Wednesday, July 22, 2015

B - An open research culture

Nosek BA, Alter G, Banks GC, et al. Promoting an open research culture. Science June 2015;348(6242):1422-1425
(doi: 10.1126/science.aab2374)

The Transparency and Openness Promotion (TOP) Committee met in November 2014 and developed guidelines consisting of eight shared standards for open practices across journals. These guidelines could help promote transparency, openness, an reproducibility of scientific research outputs. As the TOP Committee recognized that not all the standards are applicable to all journals or all disciplines, it defined three levels for each standard.

B - The erosion of research integrity

Ellis LM. The erosion of research integrity: the need for cultural change. The Lancet Oncology July 2015;16:752-754
(doi: 10.1016/S1470-2045(15)00085-6)

The success of drug development depends on robust and reproducible preclinical studies. Reports suggest that a high percentage of preclinical studies cannot be reliably reproduced. Causes could be sloppy research and data falsification or even fabrication. The author suggests approaches to improve data reproducibility, and fosters a complete cultural change.

B - Reasons for abandoning clinical trials

Couzin-Frankel J. Researchers seek clear reasons when clinical trials end early. Science July 2015;349(6245):222
(doi: 10.1126/science.349.6245.222)

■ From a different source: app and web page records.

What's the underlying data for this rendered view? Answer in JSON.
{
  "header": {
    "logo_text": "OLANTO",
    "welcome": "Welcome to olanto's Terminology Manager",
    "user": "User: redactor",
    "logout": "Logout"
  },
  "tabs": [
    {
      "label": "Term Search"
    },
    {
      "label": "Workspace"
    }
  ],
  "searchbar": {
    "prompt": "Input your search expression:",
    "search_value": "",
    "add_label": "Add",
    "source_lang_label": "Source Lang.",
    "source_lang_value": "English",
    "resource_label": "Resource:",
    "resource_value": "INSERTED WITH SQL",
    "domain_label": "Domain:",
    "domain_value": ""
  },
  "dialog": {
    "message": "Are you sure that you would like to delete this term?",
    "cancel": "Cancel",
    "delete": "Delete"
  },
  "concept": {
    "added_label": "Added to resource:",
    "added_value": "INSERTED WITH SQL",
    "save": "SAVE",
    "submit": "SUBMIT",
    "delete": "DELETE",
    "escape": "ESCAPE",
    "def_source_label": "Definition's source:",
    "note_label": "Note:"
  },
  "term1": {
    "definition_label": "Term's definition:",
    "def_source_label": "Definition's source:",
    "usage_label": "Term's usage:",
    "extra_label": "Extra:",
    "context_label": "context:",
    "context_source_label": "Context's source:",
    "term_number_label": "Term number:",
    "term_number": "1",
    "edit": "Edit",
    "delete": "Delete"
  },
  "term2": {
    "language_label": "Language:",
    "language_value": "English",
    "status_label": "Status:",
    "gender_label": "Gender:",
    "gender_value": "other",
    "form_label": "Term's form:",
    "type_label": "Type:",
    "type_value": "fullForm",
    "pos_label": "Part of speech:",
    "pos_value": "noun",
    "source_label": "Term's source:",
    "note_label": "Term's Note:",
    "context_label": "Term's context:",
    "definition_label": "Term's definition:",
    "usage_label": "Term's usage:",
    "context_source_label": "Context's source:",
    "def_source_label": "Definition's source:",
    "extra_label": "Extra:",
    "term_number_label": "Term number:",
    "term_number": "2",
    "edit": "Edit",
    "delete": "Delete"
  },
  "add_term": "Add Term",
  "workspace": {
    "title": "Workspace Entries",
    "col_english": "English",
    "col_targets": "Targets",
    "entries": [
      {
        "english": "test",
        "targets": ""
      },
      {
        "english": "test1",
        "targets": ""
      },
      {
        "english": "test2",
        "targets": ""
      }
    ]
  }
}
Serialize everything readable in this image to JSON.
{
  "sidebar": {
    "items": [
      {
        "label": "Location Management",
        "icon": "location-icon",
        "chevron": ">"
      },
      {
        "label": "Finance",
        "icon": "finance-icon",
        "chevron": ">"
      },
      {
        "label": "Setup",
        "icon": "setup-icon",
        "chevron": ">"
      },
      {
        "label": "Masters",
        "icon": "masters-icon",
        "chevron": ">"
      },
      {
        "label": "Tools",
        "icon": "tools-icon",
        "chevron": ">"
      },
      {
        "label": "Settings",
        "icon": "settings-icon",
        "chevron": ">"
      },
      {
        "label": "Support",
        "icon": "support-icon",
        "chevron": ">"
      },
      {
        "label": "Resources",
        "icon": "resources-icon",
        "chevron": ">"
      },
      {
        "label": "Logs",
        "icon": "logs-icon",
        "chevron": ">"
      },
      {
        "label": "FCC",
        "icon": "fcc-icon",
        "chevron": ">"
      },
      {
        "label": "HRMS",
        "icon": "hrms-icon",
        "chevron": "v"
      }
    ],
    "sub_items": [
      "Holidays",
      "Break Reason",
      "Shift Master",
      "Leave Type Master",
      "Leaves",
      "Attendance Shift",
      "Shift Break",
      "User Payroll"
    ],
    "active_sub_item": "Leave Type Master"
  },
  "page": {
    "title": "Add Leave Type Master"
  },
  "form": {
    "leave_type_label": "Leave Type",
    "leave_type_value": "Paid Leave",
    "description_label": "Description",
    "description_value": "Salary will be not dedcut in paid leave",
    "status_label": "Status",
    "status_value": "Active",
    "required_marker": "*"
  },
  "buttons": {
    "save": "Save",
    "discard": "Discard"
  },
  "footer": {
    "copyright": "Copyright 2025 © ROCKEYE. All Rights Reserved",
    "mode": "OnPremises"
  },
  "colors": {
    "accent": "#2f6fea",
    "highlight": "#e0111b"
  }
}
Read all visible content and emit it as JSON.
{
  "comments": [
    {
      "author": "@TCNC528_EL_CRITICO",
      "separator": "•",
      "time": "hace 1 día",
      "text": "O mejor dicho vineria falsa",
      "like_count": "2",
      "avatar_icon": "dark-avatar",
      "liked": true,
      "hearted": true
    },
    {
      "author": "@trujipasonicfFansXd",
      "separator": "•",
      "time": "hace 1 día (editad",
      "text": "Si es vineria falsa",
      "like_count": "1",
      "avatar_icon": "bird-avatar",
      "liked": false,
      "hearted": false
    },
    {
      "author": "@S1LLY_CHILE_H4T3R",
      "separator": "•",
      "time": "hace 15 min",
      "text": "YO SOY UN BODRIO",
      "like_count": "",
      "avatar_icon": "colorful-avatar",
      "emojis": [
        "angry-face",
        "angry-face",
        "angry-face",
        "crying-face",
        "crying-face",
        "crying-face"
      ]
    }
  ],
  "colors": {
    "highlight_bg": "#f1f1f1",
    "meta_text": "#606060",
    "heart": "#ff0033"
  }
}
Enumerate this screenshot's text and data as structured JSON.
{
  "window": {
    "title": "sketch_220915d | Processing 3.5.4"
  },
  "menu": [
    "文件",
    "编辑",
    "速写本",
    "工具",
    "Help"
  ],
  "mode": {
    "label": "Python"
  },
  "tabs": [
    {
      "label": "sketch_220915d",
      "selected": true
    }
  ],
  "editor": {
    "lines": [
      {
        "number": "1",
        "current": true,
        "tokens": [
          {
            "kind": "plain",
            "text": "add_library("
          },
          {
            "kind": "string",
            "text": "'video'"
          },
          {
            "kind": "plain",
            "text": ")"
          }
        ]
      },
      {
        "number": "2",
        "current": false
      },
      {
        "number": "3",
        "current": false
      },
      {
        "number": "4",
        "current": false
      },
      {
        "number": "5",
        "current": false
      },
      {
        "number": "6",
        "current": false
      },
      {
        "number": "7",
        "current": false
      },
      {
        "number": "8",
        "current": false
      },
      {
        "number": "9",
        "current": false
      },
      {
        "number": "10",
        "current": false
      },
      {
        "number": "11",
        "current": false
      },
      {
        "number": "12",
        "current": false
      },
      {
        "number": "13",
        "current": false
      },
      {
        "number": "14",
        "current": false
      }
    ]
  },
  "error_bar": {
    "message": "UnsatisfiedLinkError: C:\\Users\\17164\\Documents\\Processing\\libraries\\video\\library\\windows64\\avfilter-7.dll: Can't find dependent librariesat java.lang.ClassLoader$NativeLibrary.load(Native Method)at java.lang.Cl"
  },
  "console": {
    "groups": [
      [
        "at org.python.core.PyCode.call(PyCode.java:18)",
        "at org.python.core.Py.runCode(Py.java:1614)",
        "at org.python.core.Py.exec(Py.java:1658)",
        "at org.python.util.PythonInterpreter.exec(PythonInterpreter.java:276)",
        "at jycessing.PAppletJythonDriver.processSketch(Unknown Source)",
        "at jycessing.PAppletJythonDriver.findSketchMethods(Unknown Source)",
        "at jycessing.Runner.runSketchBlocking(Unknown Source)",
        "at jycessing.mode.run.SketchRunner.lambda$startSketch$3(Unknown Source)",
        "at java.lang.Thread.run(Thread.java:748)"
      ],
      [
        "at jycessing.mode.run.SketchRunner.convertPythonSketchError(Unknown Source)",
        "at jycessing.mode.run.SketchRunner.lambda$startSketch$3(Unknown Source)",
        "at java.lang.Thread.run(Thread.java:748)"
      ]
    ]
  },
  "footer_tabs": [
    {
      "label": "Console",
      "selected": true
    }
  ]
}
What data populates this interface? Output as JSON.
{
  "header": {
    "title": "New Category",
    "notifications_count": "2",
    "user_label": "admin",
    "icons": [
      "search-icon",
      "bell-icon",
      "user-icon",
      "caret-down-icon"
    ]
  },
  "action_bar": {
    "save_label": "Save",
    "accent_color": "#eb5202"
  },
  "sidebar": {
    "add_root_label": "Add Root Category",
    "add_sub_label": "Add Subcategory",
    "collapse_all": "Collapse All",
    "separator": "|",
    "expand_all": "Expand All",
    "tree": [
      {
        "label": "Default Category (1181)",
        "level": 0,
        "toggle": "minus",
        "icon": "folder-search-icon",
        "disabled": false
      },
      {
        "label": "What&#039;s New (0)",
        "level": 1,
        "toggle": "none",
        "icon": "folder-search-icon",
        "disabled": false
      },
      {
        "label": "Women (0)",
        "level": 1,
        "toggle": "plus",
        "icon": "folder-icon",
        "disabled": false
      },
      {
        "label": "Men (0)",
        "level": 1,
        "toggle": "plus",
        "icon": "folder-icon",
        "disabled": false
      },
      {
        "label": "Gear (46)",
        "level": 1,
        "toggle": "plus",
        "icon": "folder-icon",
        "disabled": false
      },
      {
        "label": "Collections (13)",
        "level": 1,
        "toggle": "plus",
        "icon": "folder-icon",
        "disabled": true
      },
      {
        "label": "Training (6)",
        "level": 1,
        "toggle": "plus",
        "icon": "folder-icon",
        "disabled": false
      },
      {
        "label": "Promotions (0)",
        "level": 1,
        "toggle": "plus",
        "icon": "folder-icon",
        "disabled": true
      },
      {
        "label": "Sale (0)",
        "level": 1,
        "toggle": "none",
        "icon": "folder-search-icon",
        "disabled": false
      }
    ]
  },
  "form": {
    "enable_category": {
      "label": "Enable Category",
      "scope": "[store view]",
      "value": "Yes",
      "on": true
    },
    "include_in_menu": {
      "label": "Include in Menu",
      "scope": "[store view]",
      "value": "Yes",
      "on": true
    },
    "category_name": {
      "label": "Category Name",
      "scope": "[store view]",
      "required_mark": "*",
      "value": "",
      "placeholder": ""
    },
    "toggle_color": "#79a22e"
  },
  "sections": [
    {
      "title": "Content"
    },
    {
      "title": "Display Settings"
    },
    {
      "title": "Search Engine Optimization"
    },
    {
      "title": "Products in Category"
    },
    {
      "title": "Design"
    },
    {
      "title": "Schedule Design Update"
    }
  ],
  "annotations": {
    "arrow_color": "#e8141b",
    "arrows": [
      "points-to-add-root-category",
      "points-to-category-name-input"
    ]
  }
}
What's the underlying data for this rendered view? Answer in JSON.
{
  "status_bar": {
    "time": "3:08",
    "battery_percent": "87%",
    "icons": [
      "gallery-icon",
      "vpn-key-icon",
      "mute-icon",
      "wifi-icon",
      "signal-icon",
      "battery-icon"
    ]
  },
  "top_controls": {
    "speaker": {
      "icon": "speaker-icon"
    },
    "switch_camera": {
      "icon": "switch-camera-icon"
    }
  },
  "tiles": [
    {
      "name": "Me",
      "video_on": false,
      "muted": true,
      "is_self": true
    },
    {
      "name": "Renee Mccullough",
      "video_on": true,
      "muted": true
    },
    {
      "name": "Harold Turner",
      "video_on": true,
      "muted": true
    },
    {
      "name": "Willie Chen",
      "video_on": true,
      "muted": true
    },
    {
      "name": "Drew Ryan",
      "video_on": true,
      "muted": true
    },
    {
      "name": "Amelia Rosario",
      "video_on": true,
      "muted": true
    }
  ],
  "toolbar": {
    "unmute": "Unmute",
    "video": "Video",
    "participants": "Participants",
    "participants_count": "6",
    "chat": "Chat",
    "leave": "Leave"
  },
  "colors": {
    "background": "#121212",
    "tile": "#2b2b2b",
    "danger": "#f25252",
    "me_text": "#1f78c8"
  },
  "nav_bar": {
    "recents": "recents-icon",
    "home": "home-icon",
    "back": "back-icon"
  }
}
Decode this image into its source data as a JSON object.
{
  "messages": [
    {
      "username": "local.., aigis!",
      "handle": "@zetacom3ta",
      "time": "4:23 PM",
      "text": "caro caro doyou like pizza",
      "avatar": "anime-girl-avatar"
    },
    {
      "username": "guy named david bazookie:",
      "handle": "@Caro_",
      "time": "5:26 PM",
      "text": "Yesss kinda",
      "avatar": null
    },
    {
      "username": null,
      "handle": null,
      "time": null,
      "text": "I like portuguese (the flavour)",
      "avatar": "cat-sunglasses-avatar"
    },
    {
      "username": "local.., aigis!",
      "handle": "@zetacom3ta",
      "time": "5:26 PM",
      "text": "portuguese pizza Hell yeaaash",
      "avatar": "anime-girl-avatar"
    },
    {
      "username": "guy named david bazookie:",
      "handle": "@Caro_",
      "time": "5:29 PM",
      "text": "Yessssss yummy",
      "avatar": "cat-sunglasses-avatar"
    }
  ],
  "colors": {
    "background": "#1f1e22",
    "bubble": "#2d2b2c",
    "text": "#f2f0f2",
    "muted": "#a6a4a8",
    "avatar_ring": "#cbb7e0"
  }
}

About 12% of clinical trials are reported to shut down prematurely. Knowing why could help minimize the number of terminated trials going forward. A team of three computational biologists began exploring why clinical trials end prematurely. They looked at all 3122 terminated trials on the registry at the time their study began, and divided the reasons for ending early into "buckets," such as funding, ethical reasons, or business decisions, so they could see the breakdown by category.  but those explanations were often hazy.